Data for the task:
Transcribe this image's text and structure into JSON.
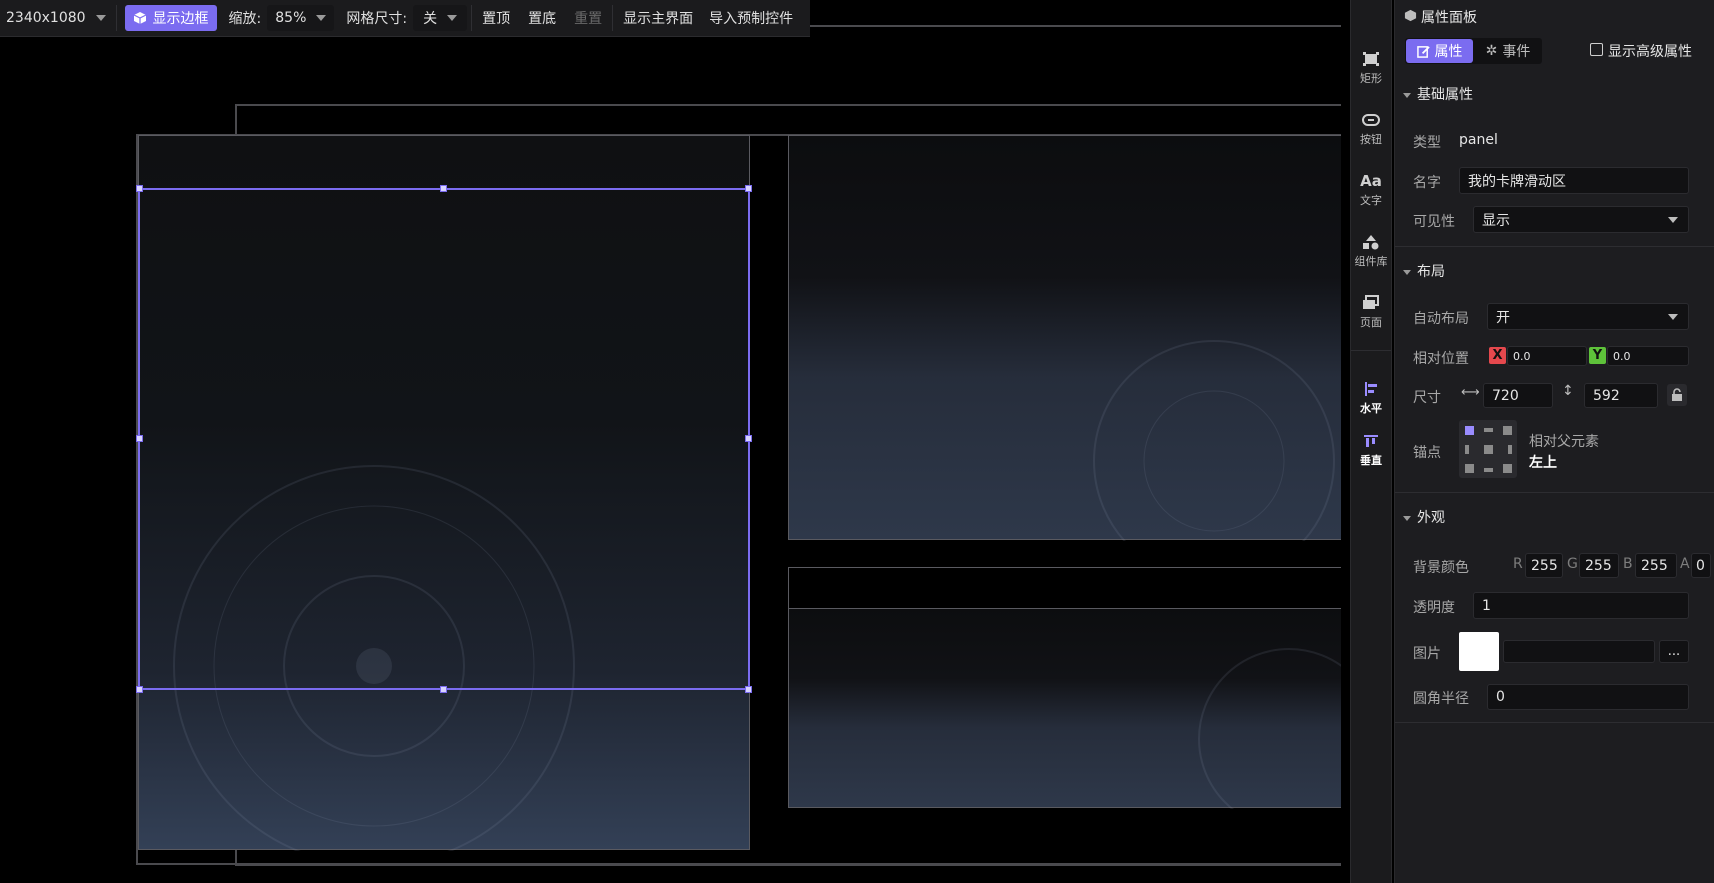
{
  "toolbar": {
    "resolution": "2340x1080",
    "show_border": "显示边框",
    "zoom_label": "缩放:",
    "zoom_value": "85%",
    "grid_label": "网格尺寸:",
    "grid_value": "关",
    "btn_top": "置顶",
    "btn_bottom": "置底",
    "btn_reset": "重置",
    "btn_main": "显示主界面",
    "btn_import": "导入预制控件"
  },
  "tools": {
    "rect": "矩形",
    "button": "按钮",
    "text": "文字",
    "library": "组件库",
    "page": "页面",
    "horizontal": "水平",
    "vertical": "垂直"
  },
  "props": {
    "title": "属性面板",
    "tab_props": "属性",
    "tab_events": "事件",
    "advanced": "显示高级属性",
    "basic": {
      "header": "基础属性",
      "type_label": "类型",
      "type_value": "panel",
      "name_label": "名字",
      "name_value": "我的卡牌滑动区",
      "visible_label": "可见性",
      "visible_value": "显示"
    },
    "layout": {
      "header": "布局",
      "auto_label": "自动布局",
      "auto_value": "开",
      "pos_label": "相对位置",
      "x_badge": "X",
      "x_value": "0.0",
      "y_badge": "Y",
      "y_value": "0.0",
      "size_label": "尺寸",
      "w_value": "720",
      "h_value": "592",
      "anchor_label": "锚点",
      "anchor_rel": "相对父元素",
      "anchor_value": "左上"
    },
    "appearance": {
      "header": "外观",
      "bg_label": "背景颜色",
      "r_label": "R",
      "r_value": "255",
      "g_label": "G",
      "g_value": "255",
      "b_label": "B",
      "b_value": "255",
      "a_label": "A",
      "a_value": "0",
      "opacity_label": "透明度",
      "opacity_value": "1",
      "image_label": "图片",
      "image_btn": "...",
      "radius_label": "圆角半径",
      "radius_value": "0"
    }
  },
  "colors": {
    "accent": "#7b6cf0",
    "x_badge": "#e5484d",
    "y_badge": "#5ec23a"
  }
}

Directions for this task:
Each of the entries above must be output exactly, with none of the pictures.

Result of this task:
Transcribe this image's text and structure into JSON.
{
  "toolbar": {
    "resolution": "2340x1080",
    "show_border": "显示边框",
    "zoom_label": "缩放:",
    "zoom_value": "85%",
    "grid_label": "网格尺寸:",
    "grid_value": "关",
    "btn_top": "置顶",
    "btn_bottom": "置底",
    "btn_reset": "重置",
    "btn_main": "显示主界面",
    "btn_import": "导入预制控件"
  },
  "tools": {
    "rect": "矩形",
    "button": "按钮",
    "text": "文字",
    "library": "组件库",
    "page": "页面",
    "horizontal": "水平",
    "vertical": "垂直"
  },
  "props": {
    "title": "属性面板",
    "tab_props": "属性",
    "tab_events": "事件",
    "advanced": "显示高级属性",
    "basic": {
      "header": "基础属性",
      "type_label": "类型",
      "type_value": "panel",
      "name_label": "名字",
      "name_value": "我的卡牌滑动区",
      "visible_label": "可见性",
      "visible_value": "显示"
    },
    "layout": {
      "header": "布局",
      "auto_label": "自动布局",
      "auto_value": "开",
      "pos_label": "相对位置",
      "x_badge": "X",
      "x_value": "0.0",
      "y_badge": "Y",
      "y_value": "0.0",
      "size_label": "尺寸",
      "w_value": "720",
      "h_value": "592",
      "anchor_label": "锚点",
      "anchor_rel": "相对父元素",
      "anchor_value": "左上"
    },
    "appearance": {
      "header": "外观",
      "bg_label": "背景颜色",
      "r_label": "R",
      "r_value": "255",
      "g_label": "G",
      "g_value": "255",
      "b_label": "B",
      "b_value": "255",
      "a_label": "A",
      "a_value": "0",
      "opacity_label": "透明度",
      "opacity_value": "1",
      "image_label": "图片",
      "image_btn": "...",
      "radius_label": "圆角半径",
      "radius_value": "0"
    }
  },
  "colors": {
    "accent": "#7b6cf0",
    "x_badge": "#e5484d",
    "y_badge": "#5ec23a"
  }
}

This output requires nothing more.